### TASK TO CARRY OUT
Return a copy of every line in the records that includes the word "keyboard".

### RAW DATA
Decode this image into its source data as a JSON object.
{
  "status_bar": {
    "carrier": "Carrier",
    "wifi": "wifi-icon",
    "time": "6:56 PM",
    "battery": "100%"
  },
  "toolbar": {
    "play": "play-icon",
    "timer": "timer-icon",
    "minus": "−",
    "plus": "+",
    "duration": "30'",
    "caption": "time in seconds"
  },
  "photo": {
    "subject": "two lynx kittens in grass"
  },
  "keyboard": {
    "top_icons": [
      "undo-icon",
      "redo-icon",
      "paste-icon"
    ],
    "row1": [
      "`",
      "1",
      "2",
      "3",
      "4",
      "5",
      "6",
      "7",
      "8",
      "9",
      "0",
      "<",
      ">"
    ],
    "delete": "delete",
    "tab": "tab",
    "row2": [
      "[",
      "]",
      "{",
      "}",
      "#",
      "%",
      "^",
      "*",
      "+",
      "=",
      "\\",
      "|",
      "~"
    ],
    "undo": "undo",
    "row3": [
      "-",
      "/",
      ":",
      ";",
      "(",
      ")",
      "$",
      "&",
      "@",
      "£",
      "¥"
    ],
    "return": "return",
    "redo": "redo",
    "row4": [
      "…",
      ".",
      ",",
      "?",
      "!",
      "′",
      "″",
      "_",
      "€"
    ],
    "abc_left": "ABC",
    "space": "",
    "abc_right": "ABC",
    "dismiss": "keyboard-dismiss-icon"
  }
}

### WRITTEN SOLUTION
  "keyboard": {
    "dismiss": "keyboard-dismiss-icon"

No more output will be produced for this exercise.